===== Exercise data

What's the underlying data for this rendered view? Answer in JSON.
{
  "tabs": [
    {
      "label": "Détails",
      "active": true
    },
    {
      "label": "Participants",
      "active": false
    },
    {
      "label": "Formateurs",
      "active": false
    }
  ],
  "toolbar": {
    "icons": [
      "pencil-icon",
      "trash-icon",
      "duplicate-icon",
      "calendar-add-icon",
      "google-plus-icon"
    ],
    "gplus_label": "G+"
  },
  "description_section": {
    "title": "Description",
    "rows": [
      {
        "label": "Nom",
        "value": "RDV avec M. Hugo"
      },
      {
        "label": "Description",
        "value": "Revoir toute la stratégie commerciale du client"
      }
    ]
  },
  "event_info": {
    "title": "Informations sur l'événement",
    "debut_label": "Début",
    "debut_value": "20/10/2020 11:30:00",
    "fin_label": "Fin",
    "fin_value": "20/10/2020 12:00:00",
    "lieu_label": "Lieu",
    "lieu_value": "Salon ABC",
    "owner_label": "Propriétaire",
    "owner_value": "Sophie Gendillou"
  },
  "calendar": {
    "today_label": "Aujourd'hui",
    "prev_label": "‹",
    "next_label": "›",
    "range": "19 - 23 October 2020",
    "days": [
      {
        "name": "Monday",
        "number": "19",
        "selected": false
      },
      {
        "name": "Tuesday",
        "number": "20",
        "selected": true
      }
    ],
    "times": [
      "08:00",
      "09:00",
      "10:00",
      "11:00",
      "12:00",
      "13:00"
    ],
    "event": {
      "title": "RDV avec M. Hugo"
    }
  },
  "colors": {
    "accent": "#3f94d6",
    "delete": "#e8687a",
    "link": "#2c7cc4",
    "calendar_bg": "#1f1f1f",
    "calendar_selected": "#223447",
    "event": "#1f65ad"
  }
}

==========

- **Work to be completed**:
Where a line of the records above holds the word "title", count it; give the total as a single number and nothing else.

- **Solution below**:
3